There’s a Department of Defense Vietnam War Commemoration website. Read it and weep. There’s no mention of the Southeast Asians killed in the war. No mention of the 19 million gallons of Agent Orange sprayed on 6 million acres, an area the size of Massachusetts. No mention of the 3.8 million Americans and 4.8 million Vietnamese exposed to Agent Orange. No mention of the estimated one million birth defects tied to Agent Orange. The website goes on and on about honoring Vietnam veterans, but there’s no mention of the government’s ironclad and years-long denial of the health effects of Agent Orange on the veterans it holds so dear.

Seven million tons of bombs were dropped on a country the size of New Mexico. That’s more than three times the amount of bombs dropped on Europe in World War II, and more than all the bombs dropped in all of human history up to that point. Unexploded bombs and landmines litter the landscape in Vietnam, Laos and Cambodia – still taking their deadly toll 40 years after the war ended. After decades of these bombs and landmines exploding accidentally and killing and wounding innocent men, women and children, and after decades of other countries risking lives to work on this problem of our making, the United States has finally decided to help out, but the assistance offered is far short of what is needed. 

None of this is on the DOD website, but this is the truth of our war on Southeast Asia, and this is the legacy of that war. 

Why is the Pentagon doing this? To grease the skids of public opinion for the next time it wants an insane ground war in Asia. This kind of whitewash and rewriting of history, and the glorification of war, is what makes it possible for our government to wage wars that benefit no one except arms merchants and the politicians who represent them. It makes possible the abandonment of wars on poverty in favor of wars on the poor.

Thankfully someone is pushing back against this Pentagon-orchestrated dog and pony show. Veterans for Peace, a national organization of 5,000 members and 140 chapters, founded here in Maine, has launched “Vietnam Full Dislcosure,” a project to set straight the historical record on Vietnam. As part of the campaign, VFP is collecting letters from people affected directly or indirectly by the Vietnam War, veterans and civilians alike, describing how they were affected by the war. The letters will be put in boxes and placed at the foot of the Vietnam Veterans Memorial on Memorial Day, and they may be used for other purposes such as posters, displays, flyers and maybe even a book. VFP is also inviting the public to join with them at the Wall on Memorial Day. For more information on the Vietnam Full Disclosure project, you can visit www.vietnamfulldisclosure.org
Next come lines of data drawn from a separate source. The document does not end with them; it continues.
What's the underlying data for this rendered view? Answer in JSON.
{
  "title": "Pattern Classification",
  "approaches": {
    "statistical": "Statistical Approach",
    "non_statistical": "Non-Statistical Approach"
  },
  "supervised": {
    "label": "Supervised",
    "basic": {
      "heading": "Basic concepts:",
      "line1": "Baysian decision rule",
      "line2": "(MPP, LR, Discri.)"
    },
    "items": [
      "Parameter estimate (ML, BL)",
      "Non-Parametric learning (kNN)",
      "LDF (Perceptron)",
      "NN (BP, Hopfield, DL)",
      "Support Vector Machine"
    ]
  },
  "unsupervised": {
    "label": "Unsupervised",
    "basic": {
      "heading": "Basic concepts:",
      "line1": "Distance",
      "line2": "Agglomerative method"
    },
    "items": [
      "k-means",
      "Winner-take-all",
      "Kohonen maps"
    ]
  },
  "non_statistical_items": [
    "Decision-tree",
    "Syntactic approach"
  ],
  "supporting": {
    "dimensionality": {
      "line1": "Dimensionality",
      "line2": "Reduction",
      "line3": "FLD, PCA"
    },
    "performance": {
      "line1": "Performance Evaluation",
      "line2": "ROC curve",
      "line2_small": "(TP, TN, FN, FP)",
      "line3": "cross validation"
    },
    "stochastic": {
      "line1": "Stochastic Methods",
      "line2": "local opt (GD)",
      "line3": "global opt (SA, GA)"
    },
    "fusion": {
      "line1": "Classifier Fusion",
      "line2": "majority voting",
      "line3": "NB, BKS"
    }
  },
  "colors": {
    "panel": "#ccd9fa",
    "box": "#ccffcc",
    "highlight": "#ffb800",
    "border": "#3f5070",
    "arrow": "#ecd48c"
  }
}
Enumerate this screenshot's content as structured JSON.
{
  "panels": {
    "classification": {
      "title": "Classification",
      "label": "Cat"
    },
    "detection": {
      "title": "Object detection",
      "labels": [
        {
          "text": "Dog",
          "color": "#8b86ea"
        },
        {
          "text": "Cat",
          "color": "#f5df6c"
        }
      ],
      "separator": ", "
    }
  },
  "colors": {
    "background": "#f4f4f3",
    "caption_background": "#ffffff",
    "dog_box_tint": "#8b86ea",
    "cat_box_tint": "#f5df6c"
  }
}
So write a letter, or ask someone affected by the war to write one. You’ll be doing a favor for the noble and beleaguered craft of history.

Lawrence Reichard

Courtesy of Courier Publication

Please see some of the letters we’ve already received here.